While he was on the phone, he looked down the long narrow building to the hallway in front of the break room. He watched in fascination as two translucent figures walked hand-in-hand down the hall in front of the break room and disappeared. As he watched them, he described them to his brother in detail.
“I couldn’t really see their clothes,” he said. “But one was taller than the other, and they both had long hair. So I figured I was seeing a mom and her daughter.”
He watched them walk slowly across the hall for several seconds and then they just disappeared.
Occurrences like that were very common in the O2 and they made most of the troops very uncomfortable. That could have been one of the factors in deciding to build a new building for Safety Service. It was across from the O2 and was called the flight line building. One night Nathan and his supervisor were working together in the flight line building when the supervisor realized they needed a decontamination bag for one of the kits. Many of the supplies for Safety Services were still stored in the O2. She asked Nathan to walk over to the O2 building and pick one up.
The O2 only had one entrance, all of the other doors were locked down. He entered the dark, empty building and walked to the room that held the equipment. He unlocked the storage room door and pulled it open, but before he could reach over and click on the light, he heard the click and the light turned on by itself. He stood frozen in the doorway for a long moment, looking into the long narrow room with shelves stacked all the way to the back deciding what to do.
“Nope,” he finally said and backed out of the room, hurrying out of the building.
His supervisor was surprised that he had returned without the bag and then Nathan explained the situation. The supervisor, who had worked in O2, didn’t blame Nathan in the least and suggested they both return to the building. They walked to the room, the light was still on, and retrieved the bag. Before they could reach over and turn off the light, they heard the click and the room was plunged into darkness. They hurried into the narrow hallway and out of the building.
Nathan said there were no wiring or power issues with the building. It wasn’t a loose bulb, because they both heard the distinct click of the light switch being used.
The supervisor decided that they didn’t need to go back to the O2 that night, anything they needed could wait until morning. Nathan wholeheartedly agreed.

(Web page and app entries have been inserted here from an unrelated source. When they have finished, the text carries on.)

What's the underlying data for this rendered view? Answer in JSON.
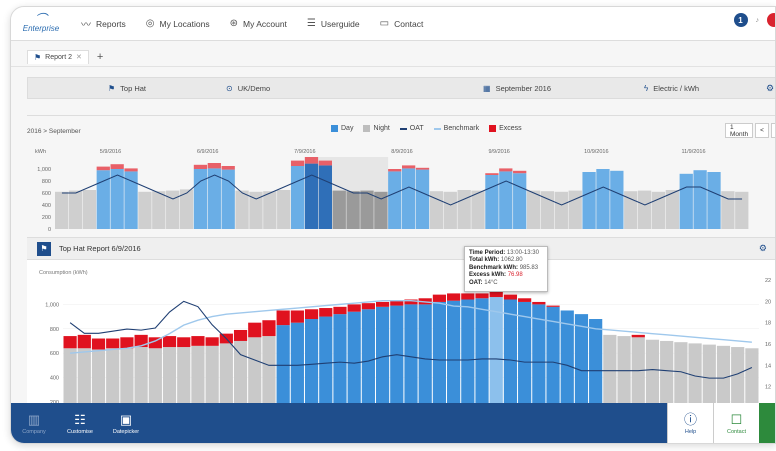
{
  "app": {
    "logo_text": "Enterprise"
  },
  "nav": [
    {
      "label": "Reports",
      "icon": "chart-line-icon"
    },
    {
      "label": "My Locations",
      "icon": "location-pin-icon"
    },
    {
      "label": "My Account",
      "icon": "account-icon"
    },
    {
      "label": "Userguide",
      "icon": "list-icon"
    },
    {
      "label": "Contact",
      "icon": "chat-icon"
    }
  ],
  "notifications": {
    "count": "1"
  },
  "tabs": [
    {
      "label": "Report 2"
    }
  ],
  "filterbar": {
    "chart_type": "Top Hat",
    "location": "UK/Demo",
    "period": "September 2016",
    "units": "Electric / kWh"
  },
  "breadcrumb": "2016 > September",
  "legend": [
    {
      "label": "Day",
      "color": "#3b8fd9"
    },
    {
      "label": "Night",
      "color": "#bdbdbd"
    },
    {
      "label": "OAT",
      "color": "#1f3f73"
    },
    {
      "label": "Benchmark",
      "color": "#9fc8ec"
    },
    {
      "label": "Excess",
      "color": "#e0121f"
    }
  ],
  "controls": {
    "range": "1 Month",
    "prev": "<",
    "next": ">"
  },
  "panel2": {
    "title": "Top Hat Report 6/9/2016",
    "ylabel": "Consumption (kWh)"
  },
  "tooltip": {
    "time_label": "Time Period:",
    "time_value": "13:00-13:30",
    "total_label": "Total kWh:",
    "total_value": "1062.80",
    "bench_label": "Benchmark kWh:",
    "bench_value": "985.83",
    "excess_label": "Excess kWh:",
    "excess_value": "76.98",
    "oat_label": "OAT:",
    "oat_value": "14°C"
  },
  "bottom": [
    {
      "label": "Company",
      "icon": "buildings-icon"
    },
    {
      "label": "Customise",
      "icon": "sliders-icon"
    },
    {
      "label": "Datepicker",
      "icon": "calendar-icon"
    }
  ],
  "bottom_right": [
    {
      "label": "Help",
      "icon": "info-icon"
    },
    {
      "label": "Contact",
      "icon": "chat-bubble-icon"
    }
  ],
  "chart_data": [
    {
      "type": "area",
      "title": "",
      "ylabel": "kWh",
      "ylim": [
        0,
        1200
      ],
      "y_ticks": [
        "1,000",
        "800",
        "600",
        "400",
        "200",
        "0"
      ],
      "date_labels": [
        "5/9/2016",
        "6/9/2016",
        "7/9/2016",
        "8/9/2016",
        "9/9/2016",
        "10/9/2016",
        "11/9/2016"
      ],
      "series": [
        {
          "name": "Day",
          "values": [
            0,
            0,
            0,
            980,
            1000,
            960,
            0,
            0,
            0,
            0,
            1000,
            1010,
            990,
            0,
            0,
            0,
            0,
            1050,
            1090,
            1060,
            0,
            0,
            0,
            0,
            960,
            1010,
            990,
            0,
            0,
            0,
            0,
            900,
            960,
            930,
            0,
            0,
            0,
            0,
            950,
            1000,
            970,
            0,
            0,
            0,
            0,
            920,
            980,
            950,
            0,
            0
          ]
        },
        {
          "name": "Night",
          "values": [
            620,
            640,
            650,
            0,
            0,
            0,
            620,
            630,
            640,
            660,
            0,
            0,
            0,
            640,
            620,
            630,
            650,
            0,
            0,
            0,
            640,
            630,
            640,
            620,
            0,
            0,
            0,
            630,
            620,
            650,
            640,
            0,
            0,
            0,
            640,
            630,
            620,
            640,
            0,
            0,
            0,
            630,
            640,
            620,
            650,
            0,
            0,
            0,
            630,
            620
          ]
        },
        {
          "name": "Excess",
          "values": [
            0,
            0,
            0,
            60,
            80,
            50,
            0,
            0,
            0,
            0,
            70,
            90,
            60,
            0,
            0,
            0,
            0,
            90,
            110,
            80,
            0,
            0,
            0,
            0,
            40,
            50,
            30,
            0,
            0,
            0,
            0,
            30,
            50,
            40,
            0,
            0,
            0,
            0,
            0,
            0,
            0,
            0,
            0,
            0,
            0,
            0,
            0,
            0,
            0,
            0
          ]
        },
        {
          "name": "OAT",
          "values": [
            16,
            16,
            17,
            18,
            19,
            18,
            17,
            16,
            15,
            16,
            18,
            19,
            18,
            16,
            15,
            16,
            17,
            18,
            19,
            18,
            17,
            16,
            16,
            15,
            16,
            17,
            16,
            15,
            14,
            15,
            16,
            17,
            18,
            17,
            16,
            15,
            14,
            15,
            16,
            17,
            16,
            15,
            14,
            15,
            16,
            17,
            17,
            16,
            15,
            15
          ]
        }
      ]
    },
    {
      "type": "bar",
      "title": "Top Hat Report 6/9/2016",
      "ylabel": "Consumption (kWh)",
      "ylim": [
        0,
        1200
      ],
      "y_ticks": [
        "1,000",
        "800",
        "600",
        "400",
        "200"
      ],
      "y2_ticks": [
        "22",
        "20",
        "18",
        "16",
        "14",
        "12",
        "10"
      ],
      "series": [
        {
          "name": "Night",
          "values": [
            640,
            640,
            630,
            640,
            640,
            650,
            640,
            650,
            650,
            660,
            660,
            680,
            700,
            730,
            740,
            0,
            0,
            0,
            0,
            0,
            0,
            0,
            0,
            0,
            0,
            0,
            0,
            0,
            0,
            0,
            0,
            0,
            0,
            0,
            0,
            0,
            0,
            0,
            750,
            740,
            730,
            710,
            700,
            690,
            680,
            670,
            660,
            650,
            640
          ]
        },
        {
          "name": "Day",
          "values": [
            0,
            0,
            0,
            0,
            0,
            0,
            0,
            0,
            0,
            0,
            0,
            0,
            0,
            0,
            0,
            830,
            850,
            880,
            900,
            920,
            940,
            960,
            980,
            990,
            1000,
            1000,
            1020,
            1030,
            1040,
            1050,
            1060,
            1040,
            1020,
            1000,
            980,
            950,
            920,
            880,
            0,
            0,
            0,
            0,
            0,
            0,
            0,
            0,
            0,
            0,
            0
          ]
        },
        {
          "name": "Excess",
          "values": [
            100,
            110,
            90,
            80,
            90,
            100,
            90,
            90,
            80,
            80,
            70,
            80,
            90,
            120,
            130,
            120,
            100,
            80,
            70,
            60,
            60,
            50,
            40,
            40,
            40,
            50,
            60,
            60,
            50,
            40,
            76.98,
            40,
            30,
            20,
            10,
            0,
            0,
            0,
            0,
            0,
            20,
            0,
            0,
            0,
            0,
            0,
            0,
            0,
            0
          ]
        },
        {
          "name": "Benchmark",
          "values": [
            600,
            610,
            620,
            630,
            640,
            660,
            700,
            760,
            830,
            870,
            900,
            920,
            930,
            940,
            950,
            960,
            970,
            980,
            990,
            1000,
            1010,
            1020,
            1030,
            1030,
            1030,
            1020,
            1010,
            985.83,
            980,
            960,
            940,
            920,
            900,
            880,
            860,
            840,
            820,
            800,
            790,
            780,
            770,
            760,
            750,
            740,
            730,
            720,
            710,
            700,
            690
          ]
        },
        {
          "name": "OAT",
          "values": [
            18,
            17,
            17,
            17.2,
            17.4,
            17.3,
            17.5,
            19,
            20,
            19.5,
            17.8,
            16.5,
            15,
            14.5,
            14,
            14,
            14,
            14.1,
            14.2,
            14.3,
            14.2,
            14.4,
            14.8,
            15,
            14.8,
            14.6,
            14.5,
            14.5,
            14.5,
            14.6,
            14.6,
            14.5,
            14.3,
            14.3,
            14.3,
            14,
            13.5,
            13.5,
            13.5,
            13.5,
            13.5,
            13.6,
            13.5,
            13.4,
            13,
            12.8,
            12.8,
            13.2,
            13.8
          ]
        }
      ]
    }
  ]
}
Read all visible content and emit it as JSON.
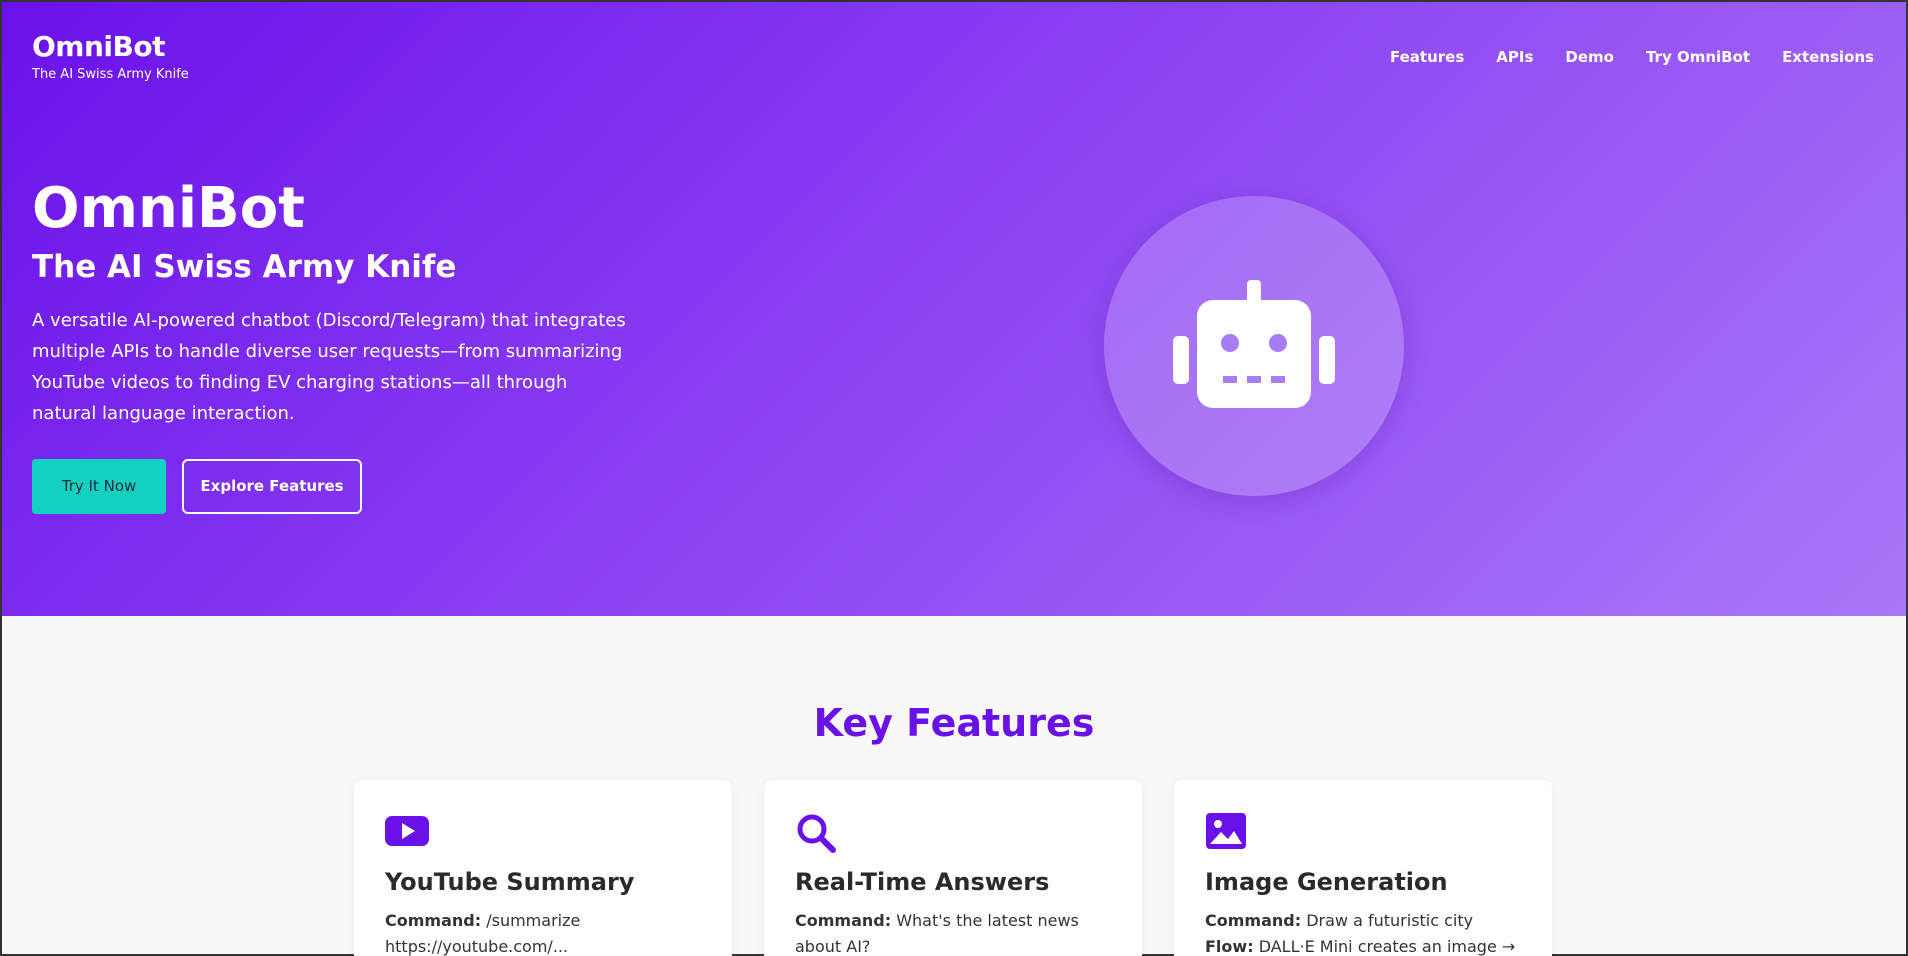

By the way, when I spoke with Nathan this week to confirm the stories, he told me that the Air Force had decided to demolish the O2. Hmmmm, I wonder why?
Like what you read? Find more stories by Terri Reid here.